Quote every line below exactly as it reads.

Data entries

————————

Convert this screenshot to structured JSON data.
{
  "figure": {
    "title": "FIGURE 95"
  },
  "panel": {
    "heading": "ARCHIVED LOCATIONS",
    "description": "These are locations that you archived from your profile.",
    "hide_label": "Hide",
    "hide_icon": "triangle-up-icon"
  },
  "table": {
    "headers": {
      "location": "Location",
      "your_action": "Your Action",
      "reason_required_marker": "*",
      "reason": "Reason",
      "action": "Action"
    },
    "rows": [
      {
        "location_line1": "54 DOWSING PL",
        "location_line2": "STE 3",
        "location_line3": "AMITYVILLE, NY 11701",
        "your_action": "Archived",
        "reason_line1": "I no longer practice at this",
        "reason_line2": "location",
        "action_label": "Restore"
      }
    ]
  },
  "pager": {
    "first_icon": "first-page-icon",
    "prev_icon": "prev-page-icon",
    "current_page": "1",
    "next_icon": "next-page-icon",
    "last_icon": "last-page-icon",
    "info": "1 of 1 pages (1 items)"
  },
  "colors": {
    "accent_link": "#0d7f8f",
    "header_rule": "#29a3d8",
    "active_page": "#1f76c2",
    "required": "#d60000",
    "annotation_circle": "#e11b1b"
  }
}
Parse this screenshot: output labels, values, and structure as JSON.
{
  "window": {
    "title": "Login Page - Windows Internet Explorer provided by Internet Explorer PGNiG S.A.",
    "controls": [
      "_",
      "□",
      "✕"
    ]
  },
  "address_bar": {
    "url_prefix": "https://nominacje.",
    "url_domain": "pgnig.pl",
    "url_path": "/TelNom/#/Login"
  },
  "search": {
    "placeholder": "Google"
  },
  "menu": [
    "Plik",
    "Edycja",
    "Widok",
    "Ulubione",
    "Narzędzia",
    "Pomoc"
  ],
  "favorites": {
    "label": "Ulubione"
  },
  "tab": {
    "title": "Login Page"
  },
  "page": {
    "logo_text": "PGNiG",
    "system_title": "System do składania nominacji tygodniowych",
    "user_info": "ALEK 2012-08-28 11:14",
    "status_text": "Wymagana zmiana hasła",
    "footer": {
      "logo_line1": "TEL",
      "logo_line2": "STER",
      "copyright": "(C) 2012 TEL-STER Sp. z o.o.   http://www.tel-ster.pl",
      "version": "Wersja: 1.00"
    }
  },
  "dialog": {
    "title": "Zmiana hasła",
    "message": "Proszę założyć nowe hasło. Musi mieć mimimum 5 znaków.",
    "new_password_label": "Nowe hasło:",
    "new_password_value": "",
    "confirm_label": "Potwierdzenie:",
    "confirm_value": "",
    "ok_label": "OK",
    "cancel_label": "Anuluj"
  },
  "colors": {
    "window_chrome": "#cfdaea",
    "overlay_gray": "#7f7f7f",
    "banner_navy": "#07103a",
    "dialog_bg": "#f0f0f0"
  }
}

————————

■ **Exercise output**
Convert this screenshot to structured JSON data.
{
  "figure": {
    "title": "FIGURE 95"
  },
  "panel": {
    "heading": "ARCHIVED LOCATIONS",
    "description": "These are locations that you archived from your profile.",
    "hide_label": "Hide",
    "hide_icon": "triangle-up-icon"
  },
  "table": {
    "headers": {
      "location": "Location",
      "your_action": "Your Action",
      "reason_required_marker": "*",
      "reason": "Reason",
      "action": "Action"
    },
    "rows": [
      {
        "location_line1": "54 DOWSING PL",
        "location_line2": "STE 3",
        "location_line3": "AMITYVILLE, NY 11701",
        "your_action": "Archived",
        "reason_line1": "I no longer practice at this",
        "reason_line2": "location",
        "action_label": "Restore"
      }
    ]
  },
  "pager": {
    "first_icon": "first-page-icon",
    "prev_icon": "prev-page-icon",
    "current_page": "1",
    "next_icon": "next-page-icon",
    "last_icon": "last-page-icon",
    "info": "1 of 1 pages (1 items)"
  },
  "colors": {
    "accent_link": "#0d7f8f",
    "header_rule": "#29a3d8",
    "active_page": "#1f76c2",
    "required": "#d60000",
    "annotation_circle": "#e11b1b"
  }
}
Parse this screenshot: output labels, values, and structure as JSON.
{
  "window": {
    "title": "Login Page - Windows Internet Explorer provided by Internet Explorer PGNiG S.A.",
    "controls": [
      "_",
      "□",
      "✕"
    ]
  },
  "address_bar": {
    "url_prefix": "https://nominacje.",
    "url_domain": "pgnig.pl",
    "url_path": "/TelNom/#/Login"
  },
  "search": {
    "placeholder": "Google"
  },
  "menu": [
    "Plik",
    "Edycja",
    "Widok",
    "Ulubione",
    "Narzędzia",
    "Pomoc"
  ],
  "favorites": {
    "label": "Ulubione"
  },
  "tab": {
    "title": "Login Page"
  },
  "page": {
    "logo_text": "PGNiG",
    "system_title": "System do składania nominacji tygodniowych",
    "user_info": "ALEK 2012-08-28 11:14",
    "status_text": "Wymagana zmiana hasła",
    "footer": {
      "logo_line1": "TEL",
      "logo_line2": "STER",
      "copyright": "(C) 2012 TEL-STER Sp. z o.o.   http://www.tel-ster.pl",
      "version": "Wersja: 1.00"
    }
  },
  "dialog": {
    "title": "Zmiana hasła",
    "message": "Proszę założyć nowe hasło. Musi mieć mimimum 5 znaków.",
    "new_password_label": "Nowe hasło:",
    "new_password_value": "",
    "confirm_label": "Potwierdzenie:",
    "confirm_value": "",
    "ok_label": "OK",
    "cancel_label": "Anuluj"
  },
  "colors": {
    "window_chrome": "#cfdaea",
    "overlay_gray": "#7f7f7f",
    "banner_navy": "#07103a",
    "dialog_bg": "#f0f0f0"
  }
}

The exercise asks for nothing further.